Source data
============================================================

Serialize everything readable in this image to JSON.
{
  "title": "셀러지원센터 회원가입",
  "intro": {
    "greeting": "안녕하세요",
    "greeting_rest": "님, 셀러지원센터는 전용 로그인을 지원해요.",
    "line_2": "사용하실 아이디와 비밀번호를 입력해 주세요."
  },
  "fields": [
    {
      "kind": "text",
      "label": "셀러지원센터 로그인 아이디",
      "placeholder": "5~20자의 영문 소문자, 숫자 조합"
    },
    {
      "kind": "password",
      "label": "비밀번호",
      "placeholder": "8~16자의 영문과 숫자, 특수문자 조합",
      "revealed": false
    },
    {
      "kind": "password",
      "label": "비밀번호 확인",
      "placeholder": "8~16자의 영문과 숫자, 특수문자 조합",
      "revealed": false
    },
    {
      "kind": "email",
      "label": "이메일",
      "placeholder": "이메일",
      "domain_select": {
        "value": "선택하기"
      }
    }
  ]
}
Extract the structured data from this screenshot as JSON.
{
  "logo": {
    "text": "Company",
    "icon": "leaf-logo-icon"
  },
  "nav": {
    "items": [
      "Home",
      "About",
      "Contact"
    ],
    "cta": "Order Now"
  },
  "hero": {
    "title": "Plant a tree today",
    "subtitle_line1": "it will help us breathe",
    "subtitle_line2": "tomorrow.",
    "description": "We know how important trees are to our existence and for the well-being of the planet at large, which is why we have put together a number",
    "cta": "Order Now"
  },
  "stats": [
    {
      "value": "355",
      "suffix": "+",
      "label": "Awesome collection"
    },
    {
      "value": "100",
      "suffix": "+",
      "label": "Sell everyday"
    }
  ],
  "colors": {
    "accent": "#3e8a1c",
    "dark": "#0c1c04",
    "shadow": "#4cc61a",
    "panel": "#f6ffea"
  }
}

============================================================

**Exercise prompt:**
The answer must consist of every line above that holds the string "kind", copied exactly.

**Exercise result:**
      "kind": "text",
      "kind": "password",
      "kind": "password",
      "kind": "email",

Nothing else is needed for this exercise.